Copy out each line of the data below in which the string "this" appears.

# # # # # # #

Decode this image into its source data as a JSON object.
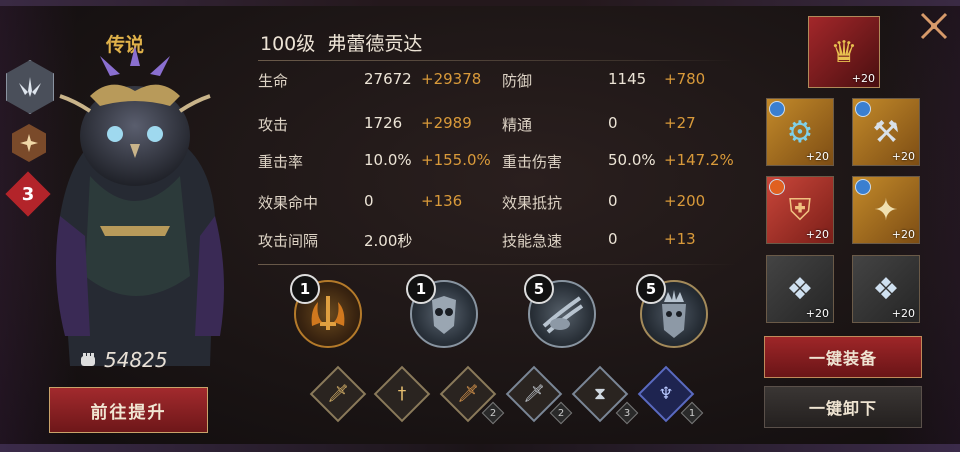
{
  "hero": {
    "rarity": "传说",
    "star_level": "3",
    "power": "54825",
    "upgrade_label": "前往提升"
  },
  "title": {
    "level": "100级",
    "name": "弗蕾德贡达"
  },
  "stats": [
    {
      "label": "生命",
      "value": "27672",
      "bonus": "+29378"
    },
    {
      "label": "防御",
      "value": "1145",
      "bonus": "+780"
    },
    {
      "label": "攻击",
      "value": "1726",
      "bonus": "+2989"
    },
    {
      "label": "精通",
      "value": "0",
      "bonus": "+27"
    },
    {
      "label": "重击率",
      "value": "10.0%",
      "bonus": "+155.0%"
    },
    {
      "label": "重击伤害",
      "value": "50.0%",
      "bonus": "+147.2%"
    },
    {
      "label": "效果命中",
      "value": "0",
      "bonus": "+136"
    },
    {
      "label": "效果抵抗",
      "value": "0",
      "bonus": "+200"
    },
    {
      "label": "攻击间隔",
      "value": "2.00秒",
      "bonus": ""
    },
    {
      "label": "技能急速",
      "value": "0",
      "bonus": "+13"
    }
  ],
  "skills": [
    {
      "level": "1",
      "icon": "flame-sword-icon"
    },
    {
      "level": "1",
      "icon": "owl-mask-icon"
    },
    {
      "level": "5",
      "icon": "claw-strike-icon"
    },
    {
      "level": "5",
      "icon": "owl-king-icon"
    }
  ],
  "runes": [
    {
      "icon": "sword-icon",
      "count": ""
    },
    {
      "icon": "sword-ground-icon",
      "count": ""
    },
    {
      "icon": "flame-sword-icon",
      "count": "2"
    },
    {
      "icon": "blade-icon",
      "count": "2"
    },
    {
      "icon": "hourglass-icon",
      "count": "3"
    },
    {
      "icon": "owl-emblem-icon",
      "count": "1"
    }
  ],
  "equipment": {
    "crown": {
      "plus": "+20"
    },
    "slots": [
      {
        "plus": "+20",
        "icon": "gauntlet-icon"
      },
      {
        "plus": "+20",
        "icon": "hammer-icon"
      },
      {
        "plus": "+20",
        "icon": "armor-icon"
      },
      {
        "plus": "+20",
        "icon": "bracer-icon"
      },
      {
        "plus": "+20",
        "icon": "crystal-icon"
      },
      {
        "plus": "+20",
        "icon": "crystal-icon"
      }
    ]
  },
  "buttons": {
    "equip_all": "一键装备",
    "unequip_all": "一键卸下"
  },
  "colors": {
    "bonus": "#d99a3a",
    "rarity": "#e0b24a",
    "button_red": "#9e2628"
  }
}
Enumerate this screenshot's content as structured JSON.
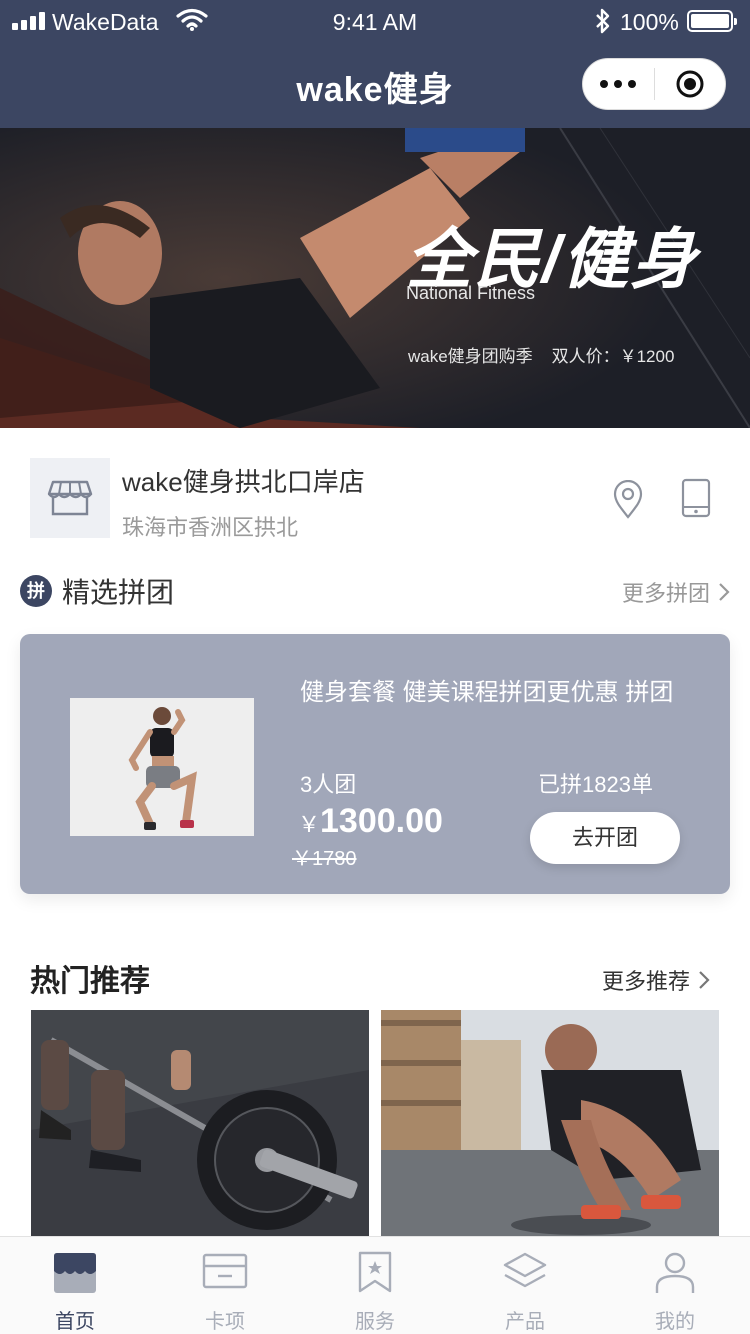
{
  "status_bar": {
    "carrier": "WakeData",
    "time": "9:41 AM",
    "battery_percent": "100%",
    "battery_level": 1.0
  },
  "nav": {
    "title": "wake健身"
  },
  "banner": {
    "title": "全民/健身",
    "subtitle": "National Fitness",
    "promo": "wake健身团购季    双人价：￥1200"
  },
  "store": {
    "name": "wake健身拱北口岸店",
    "address": "珠海市香洲区拱北"
  },
  "group_section": {
    "badge": "拼",
    "title": "精选拼团",
    "more": "更多拼团"
  },
  "deal": {
    "title": "健身套餐 健美课程拼团更优惠 拼团",
    "size": "3人团",
    "sold": "已拼1823单",
    "currency": "￥",
    "price": "1300.00",
    "original_price": "￥1780",
    "button": "去开团"
  },
  "recommend_section": {
    "title": "热门推荐",
    "more": "更多推荐"
  },
  "tabbar": {
    "items": [
      {
        "label": "首页",
        "icon": "home-icon"
      },
      {
        "label": "卡项",
        "icon": "card-icon"
      },
      {
        "label": "服务",
        "icon": "bookmark-icon"
      },
      {
        "label": "产品",
        "icon": "layers-icon"
      },
      {
        "label": "我的",
        "icon": "user-icon"
      }
    ]
  },
  "colors": {
    "nav_bg": "#3c4662",
    "deal_bg": "#a1a7b9",
    "muted": "#9a9a9a",
    "tab_inactive": "#a8adb8"
  }
}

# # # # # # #

** Response **
Decode this image into its source data as a JSON object.
Enumerate this screenshot's content as structured JSON.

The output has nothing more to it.